In addition to texture and composition, each geologic unit has a specific origin and history of deposition. Till was deposited directly from glacial ice. Eskers were deposited in meltwater tunnels beneath glacial ice. Marine clays and deltas were deposited during the period of the glacier's retreat when Maine's low-lying coastal areas were inundated by the sea. For an overview of Maine's history of glaciation, refer to Surficial Geologic History of Maine.
Tips for Reading the Maps - Map Symbols
What do the letter symbols represent?
Each color on the map represents a surficial material with a distinct texture and origin.

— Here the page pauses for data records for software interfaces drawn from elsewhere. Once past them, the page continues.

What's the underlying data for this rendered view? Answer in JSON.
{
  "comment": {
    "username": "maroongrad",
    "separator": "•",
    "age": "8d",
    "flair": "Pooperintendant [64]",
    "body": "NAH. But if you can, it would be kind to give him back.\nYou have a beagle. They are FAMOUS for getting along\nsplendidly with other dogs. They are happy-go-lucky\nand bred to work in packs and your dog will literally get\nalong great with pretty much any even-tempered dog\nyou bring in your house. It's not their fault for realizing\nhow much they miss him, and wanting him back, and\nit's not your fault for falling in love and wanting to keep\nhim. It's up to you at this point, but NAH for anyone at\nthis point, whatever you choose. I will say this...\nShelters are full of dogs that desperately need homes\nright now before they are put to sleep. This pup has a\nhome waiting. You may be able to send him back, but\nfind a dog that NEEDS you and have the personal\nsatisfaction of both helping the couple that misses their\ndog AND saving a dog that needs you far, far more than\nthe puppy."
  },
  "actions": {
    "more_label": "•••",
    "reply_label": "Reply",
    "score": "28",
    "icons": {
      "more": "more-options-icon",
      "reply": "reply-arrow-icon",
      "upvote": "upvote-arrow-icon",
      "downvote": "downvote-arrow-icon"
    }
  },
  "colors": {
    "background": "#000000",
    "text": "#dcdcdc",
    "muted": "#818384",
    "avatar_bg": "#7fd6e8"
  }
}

Each geologic unit was deposited in a specific time period and has its own mix of surficial materials (sand, gravel, till, etc.). The letter symbols are made up of two elements: a capital letter at the beginning followed by one or more lower case letters (Figure 5). The age of deposition is represented by the capital letter at the beginning of the label: P - Pleistocene, Q - Quaternary; H - Holocene (geologic time chart). The remaining lower-case letters in the label refer either to the composition of the unit (e.g. Pt - Pleistocene till; Ha - Holocene alluvium) or to its origin and morphology (e.g. Pmd - Pleistocene marine delta; Pge - Pleistocene eskers; Pem - Pleistocene end moraines).

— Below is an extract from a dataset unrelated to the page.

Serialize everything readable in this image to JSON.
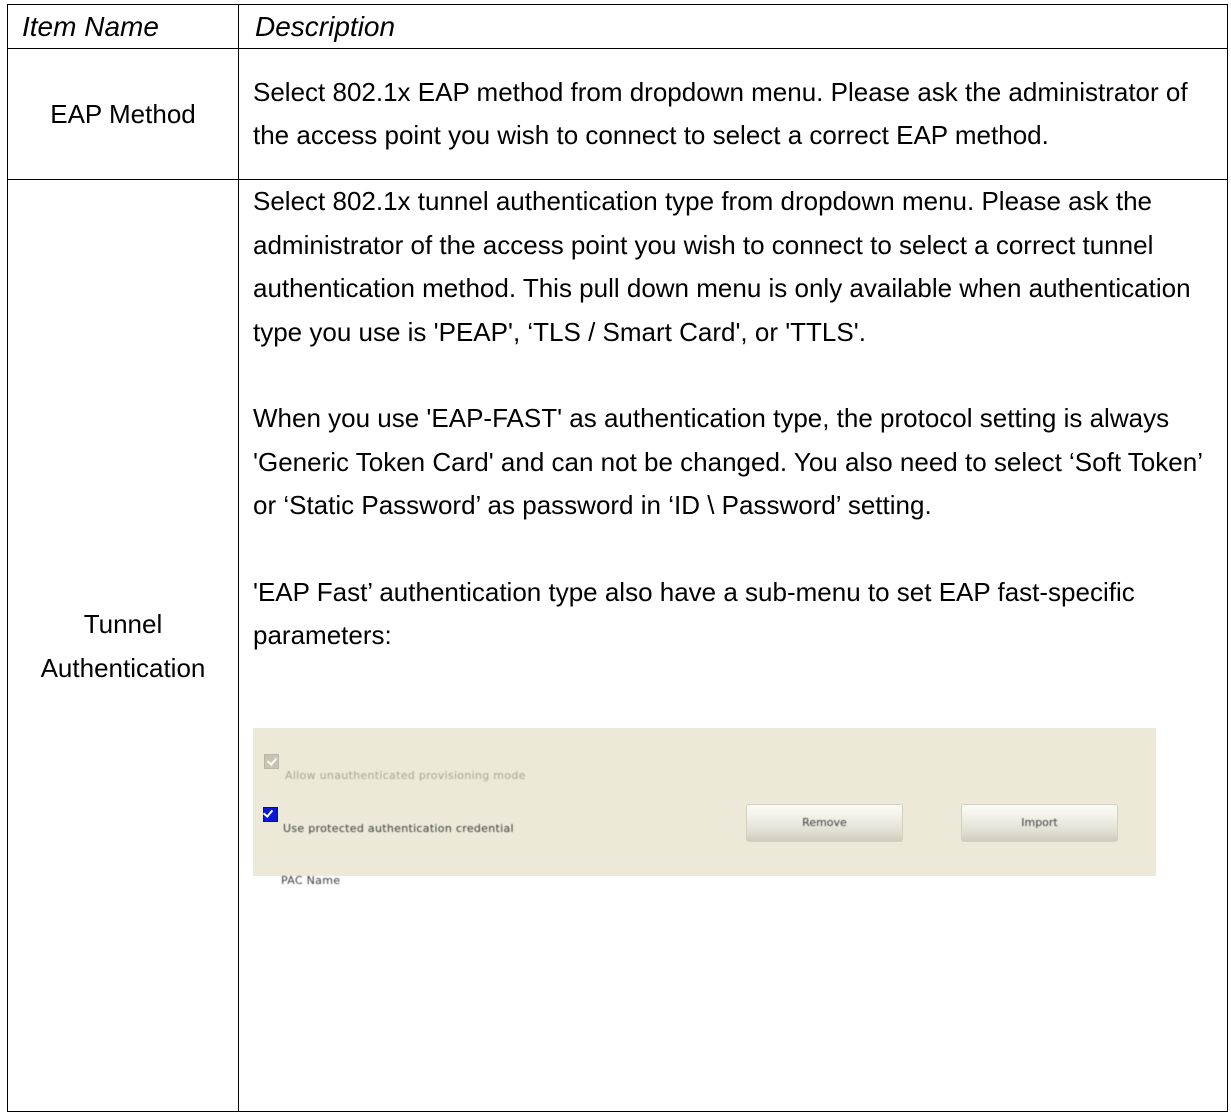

What do the symbols tell you about geologic history?
Symbols used on a surficial geology map show information related to the glacial history of the quadrangle. Refer to the sample map explanation (pdf) to view a selection of symbols often seen on surficial geology maps. Figure 6 shows an area with a variety of geologic symbols. Striations and drumlins show the direction of ice-flow during glaciation. Moraines and ice-margin lines show positions of glacial ice as it melted across the region. The delta elevation shows the level of the sea during the time that coastal Maine was inundated as the ice retreated. Meltwater channels show the direction of water flow over the land surface as the glacier retreated from the region.

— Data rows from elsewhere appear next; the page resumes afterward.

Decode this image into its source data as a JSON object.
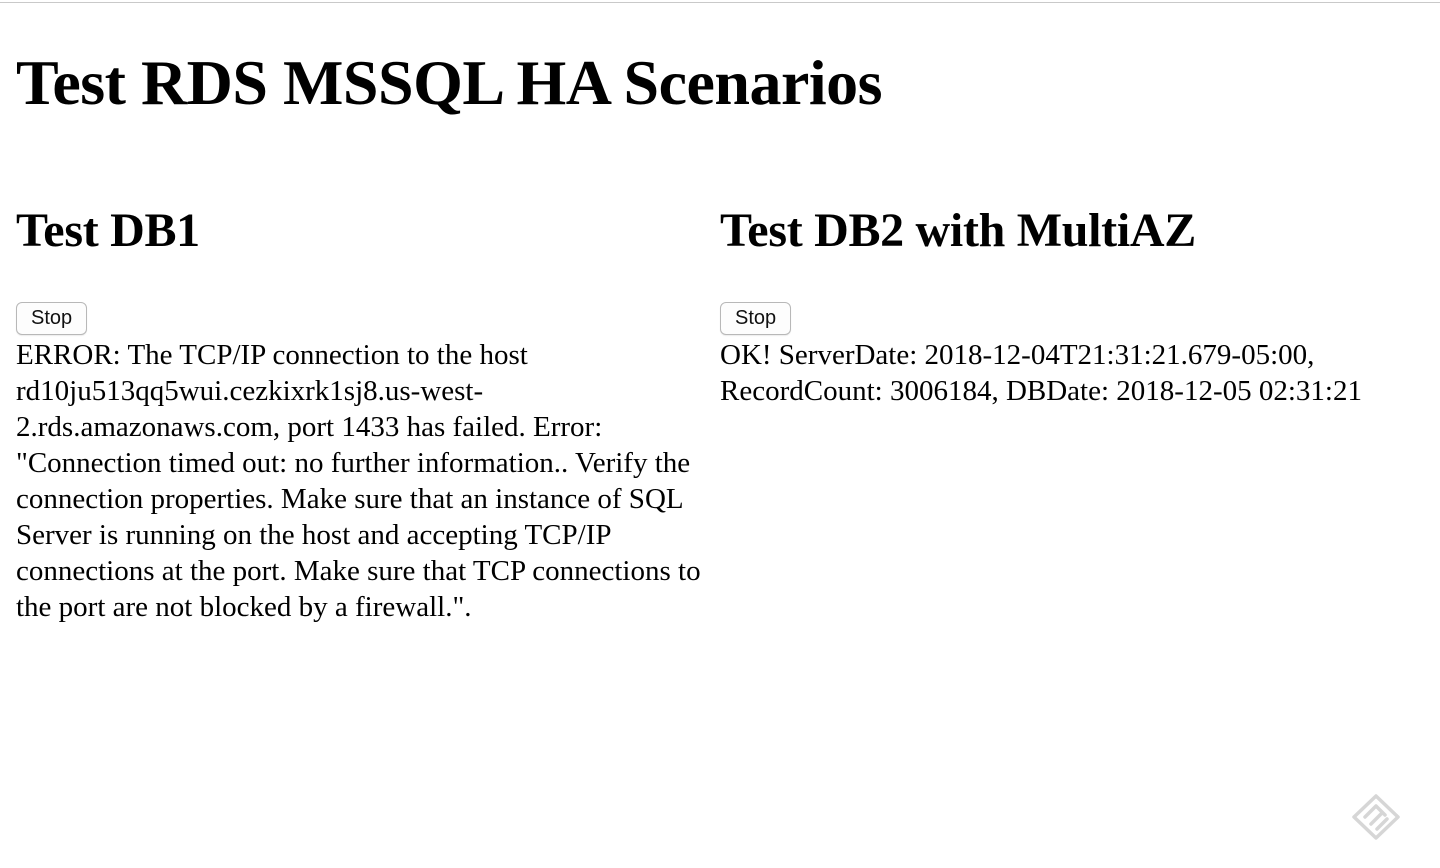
{
  "page": {
    "title": "Test RDS MSSQL HA Scenarios"
  },
  "db1": {
    "title": "Test DB1",
    "stop_label": "Stop",
    "status": "ERROR: The TCP/IP connection to the host rd10ju513qq5wui.cezkixrk1sj8.us-west-2.rds.amazonaws.com, port 1433 has failed. Error: \"Connection timed out: no further information.. Verify the connection properties. Make sure that an instance of SQL Server is running on the host and accepting TCP/IP connections at the port. Make sure that TCP connections to the port are not blocked by a firewall.\"."
  },
  "db2": {
    "title": "Test DB2 with MultiAZ",
    "stop_label": "Stop",
    "status": "OK! ServerDate: 2018-12-04T21:31:21.679-05:00, RecordCount: 3006184, DBDate: 2018-12-05 02:31:21"
  },
  "corner_widget": {
    "icon": "feedback-pencil-icon",
    "color": "#d6d6d6"
  }
}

Tips for Reading the Maps - Related Maps
How does the surficial geology map relate to a surficial materials map?
Surficial materials maps show the actual field observations which help locate and classify sedimentary deposits. The geologist uses this information, in addition to air photos, topographic maps, soils maps, and wetlands maps to compile the surficial geology map.
How does the surficial geology map relate to a significant aquifers or coastal landslide hazards map?
Both significant sand and gravel aquifers and coastal landslide hazards maps are "derivative" maps which use a subset of the surficial geology information to create a specific map on a different topic. Sand and gravel areas shown on the surficial geology map are the starting point for interpreting the extent of significant sand and gravel aquifers. Areas of Presumpscot Formation (marine clay) are a key element in determining the landslide risk along Maine's coastal bluffs and along river and stream bluffs.
For more information on Maine's surficial geology, refer to the following page:
For further assistance in interpreting this map, contact a geologist at the Maine Geological Survey.
Last updated on April 26, 2012